◆ Prompt
Only the lines from the one containing "Read all visible content and emit it as JSON." through the end of the entries should be returned, exactly as they are, with the pictures omitted.

◆ Working data
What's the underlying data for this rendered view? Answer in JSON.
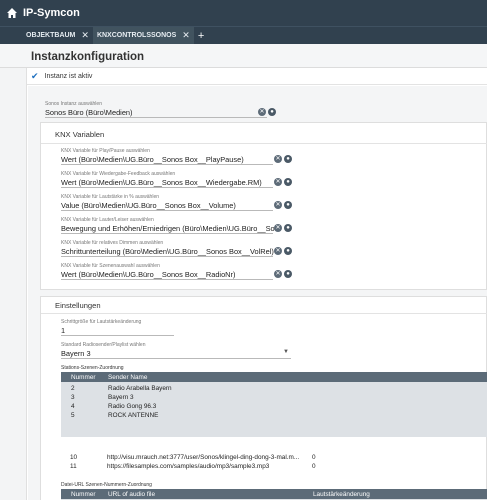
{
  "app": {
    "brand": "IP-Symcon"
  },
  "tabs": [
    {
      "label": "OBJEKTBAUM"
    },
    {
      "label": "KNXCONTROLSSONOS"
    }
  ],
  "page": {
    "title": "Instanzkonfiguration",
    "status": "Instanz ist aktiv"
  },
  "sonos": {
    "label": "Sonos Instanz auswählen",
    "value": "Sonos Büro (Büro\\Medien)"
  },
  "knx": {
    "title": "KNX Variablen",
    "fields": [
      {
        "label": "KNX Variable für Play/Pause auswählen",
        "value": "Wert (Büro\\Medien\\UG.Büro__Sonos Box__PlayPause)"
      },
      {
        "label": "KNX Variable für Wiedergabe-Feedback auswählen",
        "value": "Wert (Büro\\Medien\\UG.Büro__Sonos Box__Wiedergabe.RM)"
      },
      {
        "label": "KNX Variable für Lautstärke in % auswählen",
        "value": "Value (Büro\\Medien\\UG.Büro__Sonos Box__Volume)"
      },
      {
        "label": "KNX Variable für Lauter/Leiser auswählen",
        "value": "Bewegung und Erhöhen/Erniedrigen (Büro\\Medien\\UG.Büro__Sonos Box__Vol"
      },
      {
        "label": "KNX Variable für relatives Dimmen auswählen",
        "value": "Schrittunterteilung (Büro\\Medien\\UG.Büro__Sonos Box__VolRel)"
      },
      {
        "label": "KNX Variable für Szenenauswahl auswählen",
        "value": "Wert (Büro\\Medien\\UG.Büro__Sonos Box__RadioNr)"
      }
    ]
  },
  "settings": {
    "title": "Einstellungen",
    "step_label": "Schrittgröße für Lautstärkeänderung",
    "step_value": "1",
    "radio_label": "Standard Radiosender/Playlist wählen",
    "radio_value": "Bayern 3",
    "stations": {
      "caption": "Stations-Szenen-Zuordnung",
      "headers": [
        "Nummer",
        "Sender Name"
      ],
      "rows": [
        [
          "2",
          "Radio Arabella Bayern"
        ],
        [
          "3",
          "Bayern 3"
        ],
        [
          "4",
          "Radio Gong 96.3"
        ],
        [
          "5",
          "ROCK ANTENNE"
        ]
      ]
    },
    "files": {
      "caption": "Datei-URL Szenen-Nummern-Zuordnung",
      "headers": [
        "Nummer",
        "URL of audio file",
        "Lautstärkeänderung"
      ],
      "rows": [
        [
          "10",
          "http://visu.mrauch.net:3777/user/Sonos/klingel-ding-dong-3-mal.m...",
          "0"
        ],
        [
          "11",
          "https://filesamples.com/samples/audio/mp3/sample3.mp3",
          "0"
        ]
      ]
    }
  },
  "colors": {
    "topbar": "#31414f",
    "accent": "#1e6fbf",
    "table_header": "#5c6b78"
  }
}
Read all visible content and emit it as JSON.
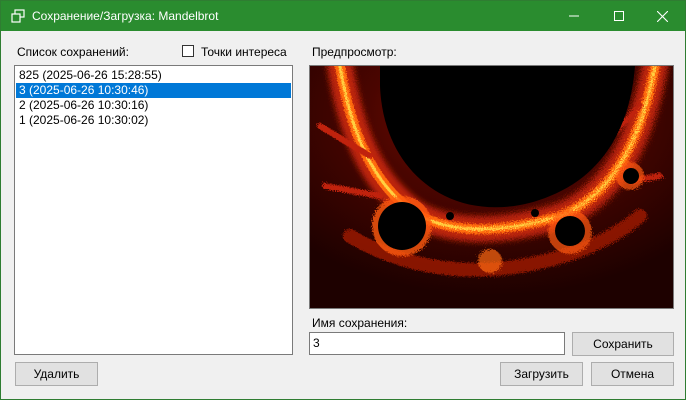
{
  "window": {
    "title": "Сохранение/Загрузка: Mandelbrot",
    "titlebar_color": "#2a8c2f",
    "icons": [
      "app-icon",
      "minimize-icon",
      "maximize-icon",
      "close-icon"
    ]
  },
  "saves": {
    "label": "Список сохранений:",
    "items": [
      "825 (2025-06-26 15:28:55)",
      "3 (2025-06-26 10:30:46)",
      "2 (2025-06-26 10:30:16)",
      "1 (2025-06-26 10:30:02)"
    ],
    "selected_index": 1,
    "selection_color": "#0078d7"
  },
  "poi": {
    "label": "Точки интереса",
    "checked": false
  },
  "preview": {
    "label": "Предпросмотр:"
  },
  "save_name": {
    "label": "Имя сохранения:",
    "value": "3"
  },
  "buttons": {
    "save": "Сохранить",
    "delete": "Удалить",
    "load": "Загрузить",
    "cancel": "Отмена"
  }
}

◆ Task response
Read all visible content and emit it as JSON.
{
  "window": {
    "title": "Сохранение/Загрузка: Mandelbrot",
    "titlebar_color": "#2a8c2f",
    "icons": [
      "app-icon",
      "minimize-icon",
      "maximize-icon",
      "close-icon"
    ]
  },
  "saves": {
    "label": "Список сохранений:",
    "items": [
      "825 (2025-06-26 15:28:55)",
      "3 (2025-06-26 10:30:46)",
      "2 (2025-06-26 10:30:16)",
      "1 (2025-06-26 10:30:02)"
    ],
    "selected_index": 1,
    "selection_color": "#0078d7"
  },
  "poi": {
    "label": "Точки интереса",
    "checked": false
  },
  "preview": {
    "label": "Предпросмотр:"
  },
  "save_name": {
    "label": "Имя сохранения:",
    "value": "3"
  },
  "buttons": {
    "save": "Сохранить",
    "delete": "Удалить",
    "load": "Загрузить",
    "cancel": "Отмена"
  }
}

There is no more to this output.